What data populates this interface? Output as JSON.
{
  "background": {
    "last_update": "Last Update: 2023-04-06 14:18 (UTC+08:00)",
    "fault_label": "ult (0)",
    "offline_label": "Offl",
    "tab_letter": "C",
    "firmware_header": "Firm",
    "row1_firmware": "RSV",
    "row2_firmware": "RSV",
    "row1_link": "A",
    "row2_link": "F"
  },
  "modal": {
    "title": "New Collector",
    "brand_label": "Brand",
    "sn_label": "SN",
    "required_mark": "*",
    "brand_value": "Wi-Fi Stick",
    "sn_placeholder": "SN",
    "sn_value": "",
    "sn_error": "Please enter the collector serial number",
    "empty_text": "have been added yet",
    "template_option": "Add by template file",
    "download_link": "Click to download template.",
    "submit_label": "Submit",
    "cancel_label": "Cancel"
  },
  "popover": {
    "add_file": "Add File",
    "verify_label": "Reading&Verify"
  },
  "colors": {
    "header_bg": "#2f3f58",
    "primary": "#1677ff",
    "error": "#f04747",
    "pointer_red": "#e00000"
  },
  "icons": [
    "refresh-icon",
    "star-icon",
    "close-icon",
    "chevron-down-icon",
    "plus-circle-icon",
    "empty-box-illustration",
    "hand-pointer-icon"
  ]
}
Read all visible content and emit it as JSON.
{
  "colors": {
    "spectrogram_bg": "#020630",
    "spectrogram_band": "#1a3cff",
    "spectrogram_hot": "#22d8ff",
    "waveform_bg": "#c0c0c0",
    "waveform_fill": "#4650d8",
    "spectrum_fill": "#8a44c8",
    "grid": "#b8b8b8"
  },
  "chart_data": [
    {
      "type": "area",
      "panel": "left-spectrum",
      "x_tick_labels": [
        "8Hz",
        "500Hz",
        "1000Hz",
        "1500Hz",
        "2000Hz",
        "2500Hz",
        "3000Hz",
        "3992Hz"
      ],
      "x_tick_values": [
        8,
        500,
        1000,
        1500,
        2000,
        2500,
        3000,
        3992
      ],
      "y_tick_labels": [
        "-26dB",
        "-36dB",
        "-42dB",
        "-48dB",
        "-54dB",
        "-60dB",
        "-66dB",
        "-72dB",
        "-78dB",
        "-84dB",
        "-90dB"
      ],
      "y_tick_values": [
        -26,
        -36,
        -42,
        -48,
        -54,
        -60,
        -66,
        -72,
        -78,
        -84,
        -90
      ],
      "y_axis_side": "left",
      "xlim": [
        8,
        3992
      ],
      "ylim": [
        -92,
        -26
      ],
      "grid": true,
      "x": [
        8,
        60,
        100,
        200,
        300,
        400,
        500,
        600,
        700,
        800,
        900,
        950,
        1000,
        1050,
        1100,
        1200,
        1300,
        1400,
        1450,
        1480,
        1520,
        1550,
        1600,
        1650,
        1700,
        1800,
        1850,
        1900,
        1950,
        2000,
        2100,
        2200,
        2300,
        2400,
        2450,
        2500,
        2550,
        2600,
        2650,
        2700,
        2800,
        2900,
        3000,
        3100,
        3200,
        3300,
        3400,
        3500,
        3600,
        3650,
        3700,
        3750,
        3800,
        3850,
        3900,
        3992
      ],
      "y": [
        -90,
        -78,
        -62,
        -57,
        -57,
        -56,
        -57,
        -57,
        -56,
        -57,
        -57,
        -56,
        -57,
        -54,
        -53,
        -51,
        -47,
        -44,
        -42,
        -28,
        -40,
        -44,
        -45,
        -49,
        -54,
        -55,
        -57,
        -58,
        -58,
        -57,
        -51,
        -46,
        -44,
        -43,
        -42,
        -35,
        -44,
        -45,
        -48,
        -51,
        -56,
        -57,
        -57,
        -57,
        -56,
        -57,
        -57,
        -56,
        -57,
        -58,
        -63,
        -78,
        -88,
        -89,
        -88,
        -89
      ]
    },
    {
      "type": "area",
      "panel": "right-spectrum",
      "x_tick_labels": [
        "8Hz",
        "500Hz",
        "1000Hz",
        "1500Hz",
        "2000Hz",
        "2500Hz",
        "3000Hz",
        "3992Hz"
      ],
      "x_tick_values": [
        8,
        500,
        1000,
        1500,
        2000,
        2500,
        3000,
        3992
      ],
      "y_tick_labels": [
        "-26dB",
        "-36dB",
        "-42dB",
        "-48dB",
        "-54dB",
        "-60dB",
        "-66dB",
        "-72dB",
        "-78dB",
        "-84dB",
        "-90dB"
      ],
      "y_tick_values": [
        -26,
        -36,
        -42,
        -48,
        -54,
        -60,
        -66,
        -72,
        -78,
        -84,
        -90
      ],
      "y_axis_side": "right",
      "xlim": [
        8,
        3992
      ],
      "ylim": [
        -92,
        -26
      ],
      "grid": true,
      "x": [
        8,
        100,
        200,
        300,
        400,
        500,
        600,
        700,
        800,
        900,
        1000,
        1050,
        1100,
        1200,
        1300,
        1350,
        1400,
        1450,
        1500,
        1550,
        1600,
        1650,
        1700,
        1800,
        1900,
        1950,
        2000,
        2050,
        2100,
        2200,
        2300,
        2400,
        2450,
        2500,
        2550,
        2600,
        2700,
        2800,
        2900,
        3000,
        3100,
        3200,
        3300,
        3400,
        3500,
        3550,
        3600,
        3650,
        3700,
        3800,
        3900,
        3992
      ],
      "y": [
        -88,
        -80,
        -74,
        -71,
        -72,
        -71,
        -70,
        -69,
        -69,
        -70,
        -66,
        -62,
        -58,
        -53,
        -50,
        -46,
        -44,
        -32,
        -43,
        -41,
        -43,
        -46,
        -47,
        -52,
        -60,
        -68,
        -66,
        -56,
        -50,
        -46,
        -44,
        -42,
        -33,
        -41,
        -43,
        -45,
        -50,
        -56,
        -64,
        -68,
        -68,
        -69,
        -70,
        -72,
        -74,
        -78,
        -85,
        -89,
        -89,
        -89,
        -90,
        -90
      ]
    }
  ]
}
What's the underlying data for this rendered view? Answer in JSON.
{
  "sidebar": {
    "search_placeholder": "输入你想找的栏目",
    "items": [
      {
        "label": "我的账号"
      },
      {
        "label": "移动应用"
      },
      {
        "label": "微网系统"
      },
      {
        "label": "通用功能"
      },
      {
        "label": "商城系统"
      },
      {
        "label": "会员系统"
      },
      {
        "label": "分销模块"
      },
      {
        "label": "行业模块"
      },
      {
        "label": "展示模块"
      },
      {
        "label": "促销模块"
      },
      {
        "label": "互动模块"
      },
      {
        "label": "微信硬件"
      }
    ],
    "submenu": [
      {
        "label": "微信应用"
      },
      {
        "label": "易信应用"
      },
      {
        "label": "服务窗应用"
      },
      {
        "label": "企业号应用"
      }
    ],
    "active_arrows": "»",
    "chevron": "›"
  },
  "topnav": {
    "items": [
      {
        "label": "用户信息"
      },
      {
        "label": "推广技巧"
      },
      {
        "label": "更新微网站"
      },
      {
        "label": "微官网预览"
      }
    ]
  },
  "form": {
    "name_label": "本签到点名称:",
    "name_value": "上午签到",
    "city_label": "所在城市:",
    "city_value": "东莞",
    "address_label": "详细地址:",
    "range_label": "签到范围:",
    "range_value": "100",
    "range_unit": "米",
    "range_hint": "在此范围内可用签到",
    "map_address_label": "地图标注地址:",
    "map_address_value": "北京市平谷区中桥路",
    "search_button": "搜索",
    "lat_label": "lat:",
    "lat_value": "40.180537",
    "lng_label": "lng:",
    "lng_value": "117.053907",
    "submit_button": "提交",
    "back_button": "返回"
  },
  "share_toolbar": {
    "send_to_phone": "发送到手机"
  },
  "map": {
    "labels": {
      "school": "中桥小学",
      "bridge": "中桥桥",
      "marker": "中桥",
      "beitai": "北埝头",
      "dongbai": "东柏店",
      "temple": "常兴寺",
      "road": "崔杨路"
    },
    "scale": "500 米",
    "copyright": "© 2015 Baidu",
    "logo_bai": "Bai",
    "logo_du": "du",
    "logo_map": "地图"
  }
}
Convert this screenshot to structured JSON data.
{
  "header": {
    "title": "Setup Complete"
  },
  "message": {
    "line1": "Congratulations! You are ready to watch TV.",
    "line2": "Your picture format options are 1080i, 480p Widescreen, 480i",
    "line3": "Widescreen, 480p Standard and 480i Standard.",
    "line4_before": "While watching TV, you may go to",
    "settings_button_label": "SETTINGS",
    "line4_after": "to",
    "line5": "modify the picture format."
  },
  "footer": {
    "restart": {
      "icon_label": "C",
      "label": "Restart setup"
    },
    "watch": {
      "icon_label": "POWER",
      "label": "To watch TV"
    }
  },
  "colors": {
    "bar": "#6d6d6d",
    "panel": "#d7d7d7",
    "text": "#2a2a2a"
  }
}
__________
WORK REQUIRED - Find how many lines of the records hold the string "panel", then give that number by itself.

SOLUTION - 3